PROVIDED INFORMATION:
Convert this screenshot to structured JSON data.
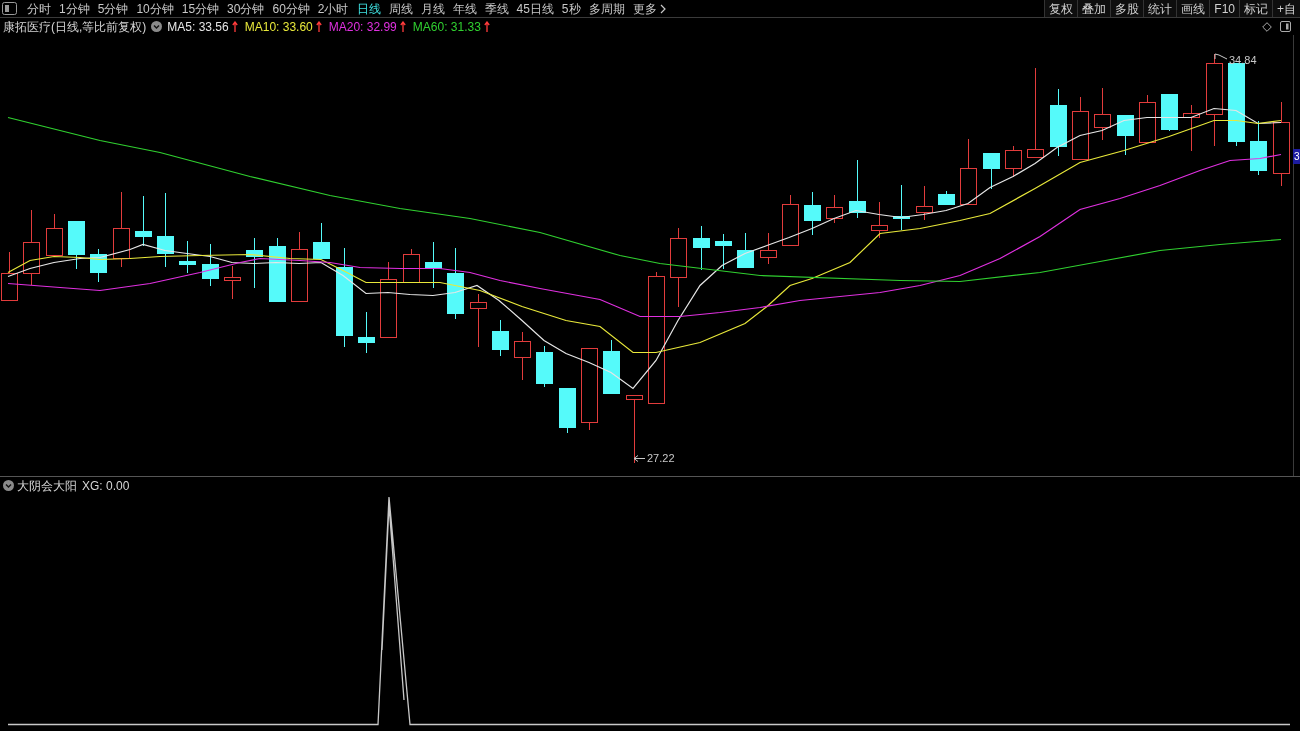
{
  "toolbar": {
    "periods": [
      {
        "label": "分时",
        "selected": false
      },
      {
        "label": "1分钟",
        "selected": false
      },
      {
        "label": "5分钟",
        "selected": false
      },
      {
        "label": "10分钟",
        "selected": false
      },
      {
        "label": "15分钟",
        "selected": false
      },
      {
        "label": "30分钟",
        "selected": false
      },
      {
        "label": "60分钟",
        "selected": false
      },
      {
        "label": "2小时",
        "selected": false
      },
      {
        "label": "日线",
        "selected": true
      },
      {
        "label": "周线",
        "selected": false
      },
      {
        "label": "月线",
        "selected": false
      },
      {
        "label": "年线",
        "selected": false
      },
      {
        "label": "季线",
        "selected": false
      },
      {
        "label": "45日线",
        "selected": false
      },
      {
        "label": "5秒",
        "selected": false
      },
      {
        "label": "多周期",
        "selected": false
      }
    ],
    "more": "更多",
    "buttons": [
      "复权",
      "叠加",
      "多股",
      "统计",
      "画线",
      "F10",
      "标记",
      "+自"
    ]
  },
  "chart_header": {
    "title": "康拓医疗(日线,等比前复权)",
    "indicators": [
      {
        "label": "MA5: 33.56",
        "color": "#e6e6e6",
        "rising": true
      },
      {
        "label": "MA10: 33.60",
        "color": "#e8e83a",
        "rising": true
      },
      {
        "label": "MA20: 32.99",
        "color": "#e030e0",
        "rising": true
      },
      {
        "label": "MA60: 31.33",
        "color": "#30d030",
        "rising": true
      }
    ]
  },
  "main_chart": {
    "high_label": "34.84",
    "low_label": "27.22",
    "price_tag": "3"
  },
  "indicator_panel": {
    "title": "大阴会大阳",
    "reading": "XG: 0.00"
  }
}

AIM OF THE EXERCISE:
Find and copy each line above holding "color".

OUTPUT OF THE TASK:
        "color": "#e6e6e6",
        "color": "#e8e83a",
        "color": "#e030e0",
        "color": "#30d030",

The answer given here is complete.